When the people who try to help cease their playing and dabbling with day nurseries and Japanese art exhibits and go back and learn their West End and the sociology of Christ, they will be in better shape to buckle down to the work they ought to be doing in the world. And if they do buckle down to the work, they will follow Dr. Barnardo’s lead, only on a scale as large as the nation is large. They won’t cram yearnings for the Beautiful, and True, and Good down the throat of the woman making violets for three farthings a gross, but they will make somebody get off her back and quit cramming himself till, like the Romans, he must go to a bath and sweat it out. And to their consternation, they will find that they will have to get off that woman’s back themselves, as well as the backs of a few other women and children they did not dream they were riding upon.

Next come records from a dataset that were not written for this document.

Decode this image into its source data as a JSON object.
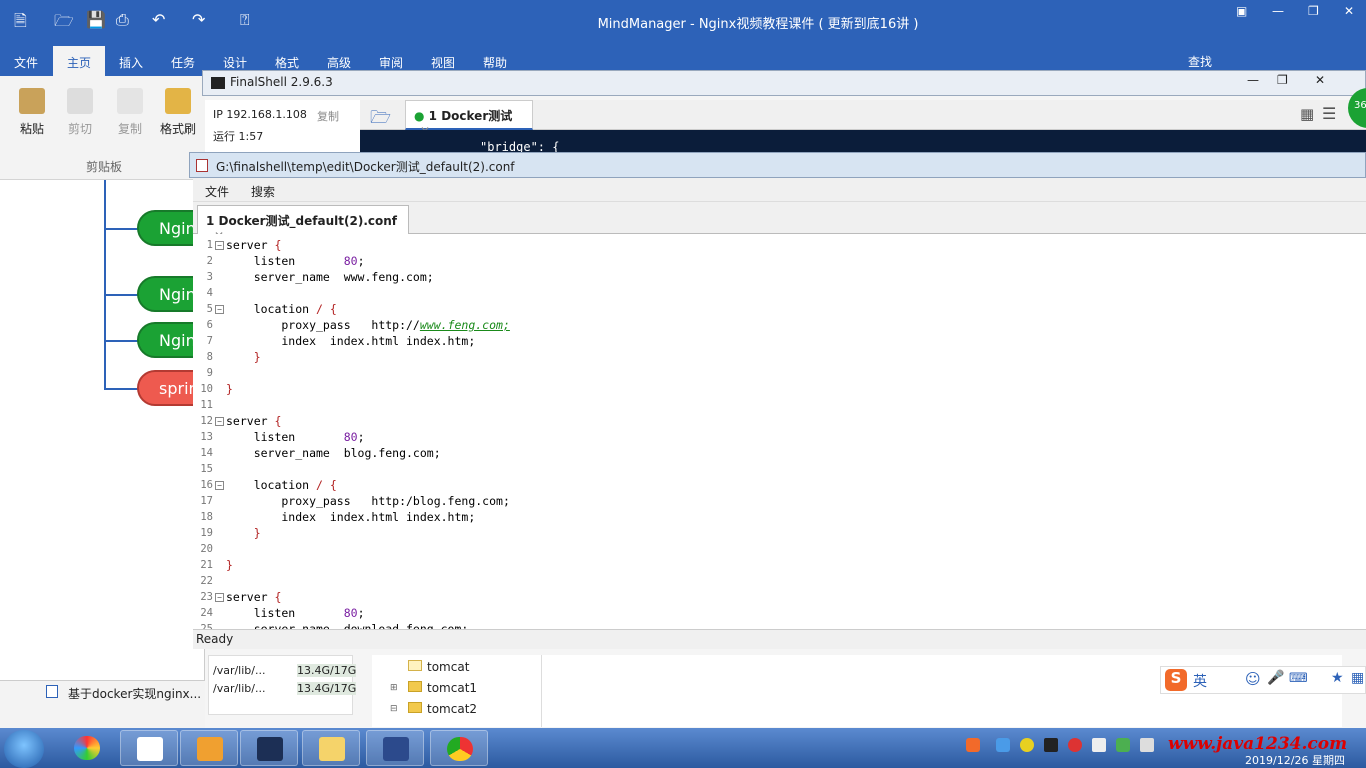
{
  "mindmanager": {
    "title": "MindManager - Nginx视频教程课件 ( 更新到底16讲 )",
    "menu": [
      "文件",
      "主页",
      "插入",
      "任务",
      "设计",
      "格式",
      "高级",
      "审阅",
      "视图",
      "帮助"
    ],
    "active_menu": "主页",
    "search_label": "查找",
    "ribbon": {
      "paste": "粘贴",
      "cut": "剪切",
      "copy": "复制",
      "format_painter": "格式刷",
      "group_label": "剪贴板"
    },
    "nodes": [
      "Ngin",
      "Ngin",
      "Ngin",
      "sprin"
    ],
    "doc_tab": "基于docker实现nginx..."
  },
  "finalshell": {
    "title": "FinalShell 2.9.6.3",
    "ip": "IP 192.168.1.108",
    "copy": "复制",
    "uptime": "运行 1:57",
    "tab_label": "1 Docker测试",
    "terminal_line": "\"bridge\": {",
    "disk": [
      {
        "path": "/var/lib/...",
        "size": "13.4G/17G"
      },
      {
        "path": "/var/lib/...",
        "size": "13.4G/17G"
      }
    ],
    "tree": [
      "tomcat",
      "tomcat1",
      "tomcat2"
    ]
  },
  "editor": {
    "title": "G:\\finalshell\\temp\\edit\\Docker测试_default(2).conf",
    "menu": [
      "文件",
      "搜索"
    ],
    "tab_label": "1 Docker测试_default(2).conf",
    "status": "Ready",
    "lines": [
      {
        "n": "1",
        "fold": true,
        "html": "server <span class='k'>{</span>"
      },
      {
        "n": "2",
        "fold": false,
        "html": "    listen       <span class='n'>80</span>;"
      },
      {
        "n": "3",
        "fold": false,
        "html": "    server_name  www.feng.com;"
      },
      {
        "n": "4",
        "fold": false,
        "html": ""
      },
      {
        "n": "5",
        "fold": true,
        "html": "    location <span class='k'>/</span> <span class='k'>{</span>"
      },
      {
        "n": "6",
        "fold": false,
        "html": "        proxy_pass   http://<span class='u'>www.feng.com;</span>"
      },
      {
        "n": "7",
        "fold": false,
        "html": "        index  index.html index.htm;"
      },
      {
        "n": "8",
        "fold": false,
        "html": "    <span class='k'>}</span>"
      },
      {
        "n": "9",
        "fold": false,
        "html": ""
      },
      {
        "n": "10",
        "fold": false,
        "html": "<span class='k'>}</span>"
      },
      {
        "n": "11",
        "fold": false,
        "html": ""
      },
      {
        "n": "12",
        "fold": true,
        "html": "server <span class='k'>{</span>"
      },
      {
        "n": "13",
        "fold": false,
        "html": "    listen       <span class='n'>80</span>;"
      },
      {
        "n": "14",
        "fold": false,
        "html": "    server_name  blog.feng.com;"
      },
      {
        "n": "15",
        "fold": false,
        "html": ""
      },
      {
        "n": "16",
        "fold": true,
        "html": "    location <span class='k'>/</span> <span class='k'>{</span>"
      },
      {
        "n": "17",
        "fold": false,
        "html": "        proxy_pass   http:/blog.feng.com;"
      },
      {
        "n": "18",
        "fold": false,
        "html": "        index  index.html index.htm;"
      },
      {
        "n": "19",
        "fold": false,
        "html": "    <span class='k'>}</span>"
      },
      {
        "n": "20",
        "fold": false,
        "html": ""
      },
      {
        "n": "21",
        "fold": false,
        "html": "<span class='k'>}</span>"
      },
      {
        "n": "22",
        "fold": false,
        "html": ""
      },
      {
        "n": "23",
        "fold": true,
        "html": "server <span class='k'>{</span>"
      },
      {
        "n": "24",
        "fold": false,
        "html": "    listen       <span class='n'>80</span>;"
      },
      {
        "n": "25",
        "fold": false,
        "html": "    server_name  download.feng.com;"
      }
    ]
  },
  "taskbar": {
    "watermark": "www.java1234.com",
    "time": "2019/12/26 星期四",
    "ime_label": "英",
    "badge": "36"
  },
  "colors": {
    "mm_blue": "#2d62b8",
    "node_green": "#1ba234",
    "node_red": "#ee5a4f",
    "keyword": "#b22222",
    "number": "#7a1fa2",
    "link": "#1a8a1a"
  }
}
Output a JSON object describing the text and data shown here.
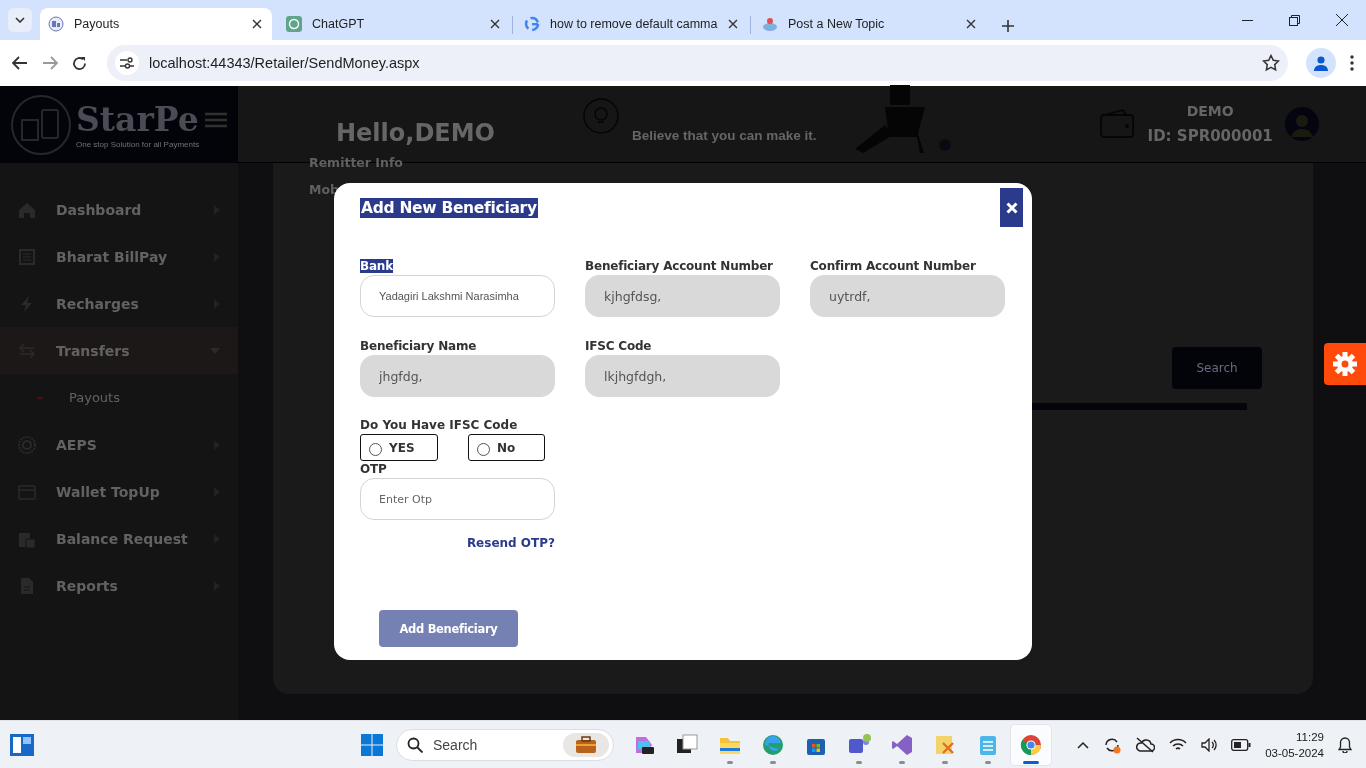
{
  "browser": {
    "tabs": [
      {
        "title": "Payouts",
        "selected": true
      },
      {
        "title": "ChatGPT",
        "selected": false
      },
      {
        "title": "how to remove default camma",
        "selected": false
      },
      {
        "title": "Post a New Topic",
        "selected": false
      }
    ],
    "address": "localhost:44343/Retailer/SendMoney.aspx"
  },
  "logo": {
    "name": "StarPe",
    "tagline": "One stop Solution for all Payments"
  },
  "sidebar": {
    "items": [
      {
        "label": "Dashboard",
        "expanded": false
      },
      {
        "label": "Bharat BillPay",
        "expanded": false
      },
      {
        "label": "Recharges",
        "expanded": false
      },
      {
        "label": "Transfers",
        "expanded": true,
        "children": [
          {
            "label": "Payouts"
          }
        ]
      },
      {
        "label": "AEPS",
        "expanded": false
      },
      {
        "label": "Wallet TopUp",
        "expanded": false
      },
      {
        "label": "Balance Request",
        "expanded": false
      },
      {
        "label": "Reports",
        "expanded": false
      }
    ]
  },
  "header": {
    "greeting": "Hello,DEMO",
    "tip": "Believe that you can make it.",
    "user_name": "DEMO",
    "user_id": "ID: SPR000001"
  },
  "background_form": {
    "section_title": "Remitter Info",
    "field_label": "Mob",
    "search_button": "Search"
  },
  "modal": {
    "title": "Add New Beneficiary",
    "title_highlighted": true,
    "fields": [
      {
        "label": "Bank",
        "value": "Yadagiri Lakshmi Narasimha",
        "disabled": false,
        "label_highlighted": true
      },
      {
        "label": "Beneficiary Account Number",
        "value": "kjhgfdsg,",
        "disabled": true,
        "label_highlighted": false
      },
      {
        "label": "Confirm Account Number",
        "value": "uytrdf,",
        "disabled": true,
        "label_highlighted": false
      },
      {
        "label": "Beneficiary Name",
        "value": "jhgfdg,",
        "disabled": true,
        "label_highlighted": false
      },
      {
        "label": "IFSC Code",
        "value": "lkjhgfdgh,",
        "disabled": true,
        "label_highlighted": false
      }
    ],
    "ifsc_question": "Do You Have IFSC Code",
    "ifsc_options": [
      {
        "label": "YES",
        "selected": false
      },
      {
        "label": "No",
        "selected": false
      }
    ],
    "otp": {
      "label": "OTP",
      "placeholder": "Enter Otp"
    },
    "resend_link": "Resend OTP?",
    "submit_button": "Add Beneficiary"
  },
  "taskbar": {
    "search_placeholder": "Search",
    "time": "11:29",
    "date": "03-05-2024",
    "apps": [
      {
        "running": false,
        "selected": false
      },
      {
        "running": false,
        "selected": false
      },
      {
        "running": true,
        "selected": false
      },
      {
        "running": true,
        "selected": false
      },
      {
        "running": false,
        "selected": false
      },
      {
        "running": true,
        "selected": false
      },
      {
        "running": true,
        "selected": false
      },
      {
        "running": true,
        "selected": false
      },
      {
        "running": true,
        "selected": false
      },
      {
        "running": true,
        "selected": true
      }
    ]
  }
}
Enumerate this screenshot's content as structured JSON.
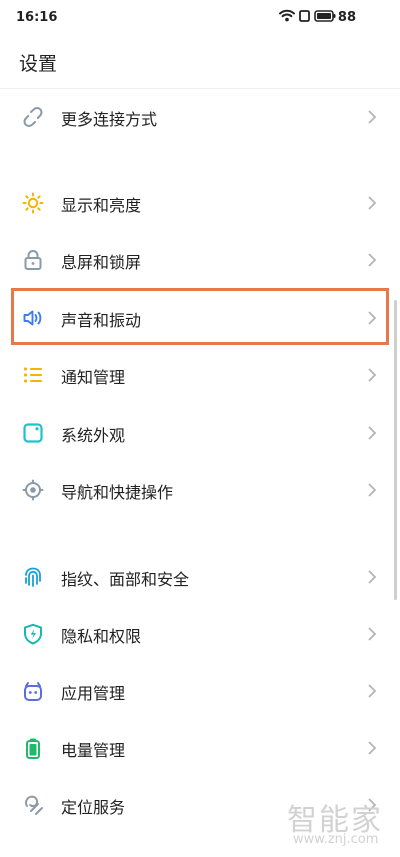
{
  "status": {
    "time": "16:16",
    "battery": "88"
  },
  "header": {
    "title": "设置"
  },
  "items": [
    {
      "label": "更多连接方式",
      "icon": "link-icon",
      "color": "#8a9aa8"
    },
    {
      "label": "显示和亮度",
      "icon": "sun-icon",
      "color": "#f5b400"
    },
    {
      "label": "息屏和锁屏",
      "icon": "lock-icon",
      "color": "#8a9aa8"
    },
    {
      "label": "声音和振动",
      "icon": "speaker-icon",
      "color": "#3b7bf3"
    },
    {
      "label": "通知管理",
      "icon": "list-icon",
      "color": "#f5b400"
    },
    {
      "label": "系统外观",
      "icon": "appearance-icon",
      "color": "#1fc2c7"
    },
    {
      "label": "导航和快捷操作",
      "icon": "navigation-icon",
      "color": "#8a9aa8"
    },
    {
      "label": "指纹、面部和安全",
      "icon": "fingerprint-icon",
      "color": "#1aa0d8"
    },
    {
      "label": "隐私和权限",
      "icon": "shield-icon",
      "color": "#18b8b0"
    },
    {
      "label": "应用管理",
      "icon": "app-icon",
      "color": "#5a6fd8"
    },
    {
      "label": "电量管理",
      "icon": "battery-icon",
      "color": "#22b86b"
    },
    {
      "label": "定位服务",
      "icon": "location-icon",
      "color": "#8a9aa8"
    }
  ],
  "watermark": {
    "main": "智能家",
    "url": "www.znj.com"
  }
}
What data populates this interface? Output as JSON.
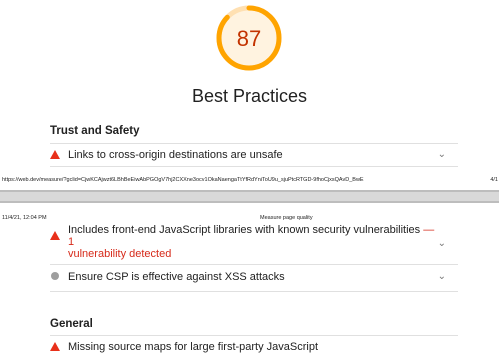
{
  "score": {
    "value": "87",
    "title": "Best Practices",
    "ring_color": "#ffa400",
    "text_color": "#c33300"
  },
  "sections": [
    {
      "title": "Trust and Safety"
    },
    {
      "title": "General"
    }
  ],
  "audits": {
    "a1": {
      "text": "Links to cross-origin destinations are unsafe",
      "status": "fail"
    },
    "a2_cut": {
      "text": "Includes front-end JavaScript libraries with known security vulnerabilities",
      "suffix": "— 1",
      "detail": "vulnerability detected",
      "status": "fail"
    },
    "a3": {
      "text": "Ensure CSP is effective against XSS attacks",
      "status": "info"
    },
    "a4": {
      "text": "Missing source maps for large first-party JavaScript",
      "status": "fail"
    }
  },
  "print": {
    "url": "https://web.dev/measure/?gclid=CjwKCAjwzt6LBhBeEiwAbPGOgV7hj2CXXne3ocv1OkaNaengaTtYfRdYniToU9u_sjuPtcRTGD-9fhoCjxsQAvD_BwE",
    "page": "4/1",
    "datetime": "11/4/21, 12:04 PM",
    "title": "Measure page quality"
  },
  "icons": {
    "fail": "warning-triangle-icon",
    "info": "gray-circle-icon",
    "expand": "chevron-down-icon"
  }
}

CHAPTER XXVII—THE MANAGEMENT
In this final chapter it were well to look at the Social Abyss in its widest aspect, and to put certain questions to Civilisation, by the answers to which Civilisation must stand or fall. For instance, has Civilisation bettered the lot of man? “Man,” I use in its democratic sense, meaning the average man. So the question re-shapes itself: Has Civilisation bettered the lot of the average man?
Let us see. In Alaska, along the banks of the Yukon River, near its mouth, live the Innuit folk. They are a very primitive people, manifesting but mere glimmering adumbrations of that tremendous artifice, Civilisation. Their capital amounts possibly to 2 pounds per head. They hunt and fish for their food with bone-headed spews and arrows. They never suffer from lack of shelter. Their clothes, largely made from the skins of animals, are warm. They always have fuel for their fires, likewise timber for their houses, which they build partly underground, and in which they lie snugly during the periods of intense cold. In the summer they live in tents, open to every breeze and cool. They are healthy, and strong, and happy. Their one problem is food. They have their times of plenty and times of famine. In good times they feast; in bad times they die of starvation. But starvation, as a chronic condition, present with a large number of them all the time, is a thing unknown. Further, they have no debts.
In the United Kingdom, on the rim of the Western Ocean, live the English folk. They are a consummately civilised people. Their capital amounts to at least 300 pounds per head. They gain their food, not by hunting and fishing, but by toil at colossal artifices. For the most part, they suffer from lack of shelter. The greater number of them are vilely housed, do not have enough fuel to keep them warm, and are insufficiently clothed. A constant number never have any houses at all, and sleep shelterless under the stars. Many are to be found, winter